ge·nome

 (jē′nōm′)
n.
1. The total genetic content contained in a haploid set of chromosomes in eukaryotes, in a single chromosome in bacteria or archaea, or in the DNA or RNA of viruses.
2. An organism's genetic material.


ge·no′mic (-nō′mĭk) adj.

genome

(ˈdʒiːnəʊm) or

genom

n
1. (Genetics) the full complement of genetic material within an organism
2. (Biology) all the genes comprising a haploid set of chromosomes
[C20: from German Genom, from Gen gene + (chromos)ome]
genomic adj

ge•nome

(ˈdʒi noʊm)

n.
a full haploid set of chromosomes with all its genes; the total genetic constitution of a cell or organism.
[1925–30; < German]
ge•no′mic, adj.

ge·nome

(jē′nōm)
The total amount of genetic information in the chromosomes of an organism, including its genes and DNA sequences. The genome of eukaryotes is made up of a single, haploid set of chromosomes that is contained in the nucleus of every cell and exists in two copies in the chromosomes of all cells except reproductive cells. The human genome is made up of about 30,000 genes. ♦ The scientific study of genomes is called genomics (jə-nō′mĭks).
ThesaurusAntonymsRelated WordsSynonymsLegend:
Noun1.genome - the ordering of genes in a haploid set of chromosomes of a particular organism; the full DNA sequence of an organism; "the human genome contains approximately three billion chemical base pairs"
ordering, ordination, order - logical or comprehensible arrangement of separate elements; "we shall consider these questions in the inverse order of their presentation"
Translations
genom
genomiperimä
génállománygenom
erfðamengi
ゲノム
genoom
genom
genoma
genom
genom

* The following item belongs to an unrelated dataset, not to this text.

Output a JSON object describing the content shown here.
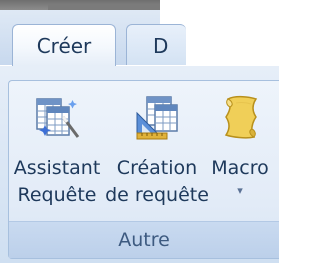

genome

[ˈdʒiːnəʊm] Ngenoma m

genome

[ˈdʒiːnəʊm] ngénome m

genome

n (Biol) → Genom nt

genom

, genome
n. genoma, el conjunto básico completo de cromosomas haploides en un organismo.

genome

n genoma m; human — genoma humano
References in periodicals archive ?
Luckily, nature has provided tools with exactly these capabilities in the form of several types of viruses--small exogenous carriers of genetic material, many of which are specific as to the type of cell they will introduce their genetic package into and proceed to integrate that package into the infected cell genome.
They also re-engineered their previous gene editing apparatus to now carry a set of four guide RNAs, all designed to efficiently excise integrated HIV-1 DNA from the host cell genome and avoid potential HIV-1 mutational escape.
Editing the pluripotent stem cell genome relies on the survival of single cells to create clonal cell lines.
Editing the pluripotent stem cell genome relies heavily on the survival of single cells to establish clonal cell lines.
One is that iPS cells, in response either to reactivation of the reprogramming factors introduced into the cell, or through damage caused to the original cell genome through the artificial insertion of the reprogramming factors, form tumors.
This widespread, signal cell genome sequencing of marine bacteria in the surface ocean has uncovered a surprising amount of metabolic specialization.
Other technologies used to make iPS cells in animals over the past five years have mainly used viruses to deliver the necessary genes and the resulting cell lines can contain the uncertain results of DNA integration into the host cell genome.
The methods provide for a rapid method for introducing mutations and/or modifications of any type into a mammalian cell genome.